**EXERCISE AIM**
Please report each line in the material below that includes "COVID".
========
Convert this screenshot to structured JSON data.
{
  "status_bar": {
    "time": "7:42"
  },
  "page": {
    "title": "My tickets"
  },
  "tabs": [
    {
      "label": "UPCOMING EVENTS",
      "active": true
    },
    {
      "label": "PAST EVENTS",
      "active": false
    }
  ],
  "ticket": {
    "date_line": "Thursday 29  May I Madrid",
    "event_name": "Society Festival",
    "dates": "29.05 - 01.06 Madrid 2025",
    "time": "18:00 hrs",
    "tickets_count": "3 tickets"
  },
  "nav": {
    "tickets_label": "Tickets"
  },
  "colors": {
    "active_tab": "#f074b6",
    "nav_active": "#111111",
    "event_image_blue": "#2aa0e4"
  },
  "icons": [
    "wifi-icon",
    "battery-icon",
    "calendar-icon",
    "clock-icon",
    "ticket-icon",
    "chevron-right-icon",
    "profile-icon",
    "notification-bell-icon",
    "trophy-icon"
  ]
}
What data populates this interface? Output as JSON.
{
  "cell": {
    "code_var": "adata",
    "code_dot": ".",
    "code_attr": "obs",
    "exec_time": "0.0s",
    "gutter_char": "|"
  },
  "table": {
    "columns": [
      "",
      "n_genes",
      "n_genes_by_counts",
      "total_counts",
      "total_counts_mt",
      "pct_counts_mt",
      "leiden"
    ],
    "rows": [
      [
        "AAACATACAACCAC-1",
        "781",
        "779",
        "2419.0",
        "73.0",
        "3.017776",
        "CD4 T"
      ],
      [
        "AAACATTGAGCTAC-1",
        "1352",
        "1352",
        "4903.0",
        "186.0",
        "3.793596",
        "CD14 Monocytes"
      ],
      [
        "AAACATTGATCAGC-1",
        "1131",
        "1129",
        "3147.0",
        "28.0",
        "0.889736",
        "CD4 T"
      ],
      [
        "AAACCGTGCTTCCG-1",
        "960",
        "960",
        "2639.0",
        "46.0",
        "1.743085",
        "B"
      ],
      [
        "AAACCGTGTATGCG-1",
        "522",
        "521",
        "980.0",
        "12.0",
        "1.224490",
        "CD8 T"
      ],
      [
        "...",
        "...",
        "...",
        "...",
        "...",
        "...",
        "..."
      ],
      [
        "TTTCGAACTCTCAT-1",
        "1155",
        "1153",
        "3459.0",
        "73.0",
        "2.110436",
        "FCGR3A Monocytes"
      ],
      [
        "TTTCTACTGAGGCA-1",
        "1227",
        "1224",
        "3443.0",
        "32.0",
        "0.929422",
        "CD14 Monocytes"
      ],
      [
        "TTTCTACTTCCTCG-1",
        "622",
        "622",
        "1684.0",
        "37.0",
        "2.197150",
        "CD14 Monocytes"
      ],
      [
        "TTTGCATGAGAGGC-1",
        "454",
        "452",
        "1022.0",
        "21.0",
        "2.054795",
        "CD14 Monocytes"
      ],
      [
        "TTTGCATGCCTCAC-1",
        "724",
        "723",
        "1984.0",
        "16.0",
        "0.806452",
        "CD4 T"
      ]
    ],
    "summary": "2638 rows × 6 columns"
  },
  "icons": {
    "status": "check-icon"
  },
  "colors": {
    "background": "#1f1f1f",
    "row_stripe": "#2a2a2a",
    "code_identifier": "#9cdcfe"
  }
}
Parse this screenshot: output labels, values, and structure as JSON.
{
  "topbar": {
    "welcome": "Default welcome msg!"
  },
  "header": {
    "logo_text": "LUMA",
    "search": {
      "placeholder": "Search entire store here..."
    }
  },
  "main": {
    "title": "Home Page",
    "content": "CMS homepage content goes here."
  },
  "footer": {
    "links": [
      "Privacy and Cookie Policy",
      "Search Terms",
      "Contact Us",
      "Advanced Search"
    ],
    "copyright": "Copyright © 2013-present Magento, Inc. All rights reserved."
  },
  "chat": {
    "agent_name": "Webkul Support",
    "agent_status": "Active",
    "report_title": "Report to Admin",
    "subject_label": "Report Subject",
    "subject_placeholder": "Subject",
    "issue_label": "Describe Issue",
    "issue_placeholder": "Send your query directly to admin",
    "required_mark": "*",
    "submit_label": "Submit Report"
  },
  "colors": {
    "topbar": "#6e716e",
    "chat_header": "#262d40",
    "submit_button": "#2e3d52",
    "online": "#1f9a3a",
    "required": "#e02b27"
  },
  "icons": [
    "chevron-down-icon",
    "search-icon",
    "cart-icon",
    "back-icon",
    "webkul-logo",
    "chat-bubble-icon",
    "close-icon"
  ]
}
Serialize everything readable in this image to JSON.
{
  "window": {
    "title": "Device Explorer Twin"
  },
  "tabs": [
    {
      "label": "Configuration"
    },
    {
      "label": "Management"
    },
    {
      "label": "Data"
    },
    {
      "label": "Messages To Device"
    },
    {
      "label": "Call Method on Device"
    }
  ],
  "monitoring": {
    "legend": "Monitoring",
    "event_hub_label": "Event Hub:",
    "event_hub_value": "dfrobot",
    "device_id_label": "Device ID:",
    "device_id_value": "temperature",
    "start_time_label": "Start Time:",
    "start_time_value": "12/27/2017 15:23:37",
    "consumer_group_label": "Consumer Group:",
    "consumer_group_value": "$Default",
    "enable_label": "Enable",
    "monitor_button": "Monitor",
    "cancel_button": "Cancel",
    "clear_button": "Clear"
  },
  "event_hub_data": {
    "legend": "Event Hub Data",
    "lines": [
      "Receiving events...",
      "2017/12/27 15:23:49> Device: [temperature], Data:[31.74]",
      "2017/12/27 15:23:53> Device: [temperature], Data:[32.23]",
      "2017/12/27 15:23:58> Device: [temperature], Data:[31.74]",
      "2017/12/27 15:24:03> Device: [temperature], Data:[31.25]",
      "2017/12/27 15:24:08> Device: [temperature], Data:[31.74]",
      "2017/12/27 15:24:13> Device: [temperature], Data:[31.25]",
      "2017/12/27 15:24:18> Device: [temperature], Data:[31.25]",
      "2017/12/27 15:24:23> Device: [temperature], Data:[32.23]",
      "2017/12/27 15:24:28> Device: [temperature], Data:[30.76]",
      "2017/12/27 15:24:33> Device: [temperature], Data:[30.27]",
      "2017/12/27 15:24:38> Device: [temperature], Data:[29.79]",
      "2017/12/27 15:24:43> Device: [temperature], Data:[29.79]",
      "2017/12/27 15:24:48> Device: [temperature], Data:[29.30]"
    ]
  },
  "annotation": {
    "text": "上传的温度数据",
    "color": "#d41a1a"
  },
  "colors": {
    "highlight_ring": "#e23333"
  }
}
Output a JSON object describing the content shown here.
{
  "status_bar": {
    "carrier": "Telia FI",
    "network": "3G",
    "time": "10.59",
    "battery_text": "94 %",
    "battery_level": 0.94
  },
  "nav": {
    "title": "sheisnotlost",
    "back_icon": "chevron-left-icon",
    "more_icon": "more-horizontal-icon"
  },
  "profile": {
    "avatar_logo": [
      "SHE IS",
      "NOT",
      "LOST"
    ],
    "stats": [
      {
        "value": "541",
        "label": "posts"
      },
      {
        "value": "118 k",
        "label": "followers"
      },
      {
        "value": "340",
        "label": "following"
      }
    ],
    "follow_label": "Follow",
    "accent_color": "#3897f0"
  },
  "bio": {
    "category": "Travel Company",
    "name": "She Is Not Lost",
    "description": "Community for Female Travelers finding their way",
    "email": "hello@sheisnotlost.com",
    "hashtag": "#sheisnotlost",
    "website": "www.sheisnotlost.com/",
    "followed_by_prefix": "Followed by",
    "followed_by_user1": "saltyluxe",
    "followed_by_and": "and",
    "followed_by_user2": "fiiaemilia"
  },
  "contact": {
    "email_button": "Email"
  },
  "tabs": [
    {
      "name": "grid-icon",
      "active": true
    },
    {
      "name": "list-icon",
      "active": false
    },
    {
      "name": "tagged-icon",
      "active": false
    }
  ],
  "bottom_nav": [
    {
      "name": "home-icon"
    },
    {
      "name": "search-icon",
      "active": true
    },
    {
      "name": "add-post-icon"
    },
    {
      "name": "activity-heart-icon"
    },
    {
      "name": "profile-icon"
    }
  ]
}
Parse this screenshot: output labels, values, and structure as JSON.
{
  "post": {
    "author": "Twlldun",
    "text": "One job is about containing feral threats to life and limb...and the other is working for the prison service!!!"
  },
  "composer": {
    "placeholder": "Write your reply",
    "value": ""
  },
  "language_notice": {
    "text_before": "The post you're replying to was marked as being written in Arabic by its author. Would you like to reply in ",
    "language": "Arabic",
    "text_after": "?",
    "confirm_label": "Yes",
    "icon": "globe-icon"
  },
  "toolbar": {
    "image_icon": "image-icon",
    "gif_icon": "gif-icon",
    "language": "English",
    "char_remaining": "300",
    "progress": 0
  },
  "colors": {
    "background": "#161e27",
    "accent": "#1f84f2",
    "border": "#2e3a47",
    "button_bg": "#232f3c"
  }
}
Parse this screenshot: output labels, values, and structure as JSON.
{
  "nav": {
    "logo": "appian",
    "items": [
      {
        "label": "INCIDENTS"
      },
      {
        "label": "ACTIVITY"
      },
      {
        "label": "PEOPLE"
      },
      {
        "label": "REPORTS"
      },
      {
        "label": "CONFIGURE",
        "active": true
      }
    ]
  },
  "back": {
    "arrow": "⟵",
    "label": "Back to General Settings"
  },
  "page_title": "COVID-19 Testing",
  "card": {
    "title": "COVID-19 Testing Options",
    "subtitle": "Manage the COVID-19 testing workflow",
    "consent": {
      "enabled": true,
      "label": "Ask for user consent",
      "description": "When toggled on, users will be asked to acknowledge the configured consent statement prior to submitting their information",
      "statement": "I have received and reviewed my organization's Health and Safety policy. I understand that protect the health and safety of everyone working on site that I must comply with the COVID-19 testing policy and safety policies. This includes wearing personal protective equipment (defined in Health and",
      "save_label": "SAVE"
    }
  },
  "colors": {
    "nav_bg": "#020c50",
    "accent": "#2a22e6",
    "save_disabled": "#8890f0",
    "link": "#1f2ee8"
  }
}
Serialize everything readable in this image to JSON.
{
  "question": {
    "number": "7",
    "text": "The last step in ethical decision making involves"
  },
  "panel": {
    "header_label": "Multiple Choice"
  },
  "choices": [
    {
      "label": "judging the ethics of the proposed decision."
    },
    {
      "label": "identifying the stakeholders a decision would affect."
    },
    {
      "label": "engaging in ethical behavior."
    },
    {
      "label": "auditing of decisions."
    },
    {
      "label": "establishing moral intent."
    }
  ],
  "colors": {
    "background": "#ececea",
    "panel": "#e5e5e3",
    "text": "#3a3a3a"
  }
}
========
**RESULT**
  "page_title": "COVID-19 Testing",
    "title": "COVID-19 Testing Options",
    "subtitle": "Manage the COVID-19 testing workflow",
      "statement": "I have received and reviewed my organization's Health and Safety policy. I understand that protect the health and safety of everyone working on site that I must comply with the COVID-19 testing policy and safety policies. This includes wearing personal protective equipment (defined in Health and",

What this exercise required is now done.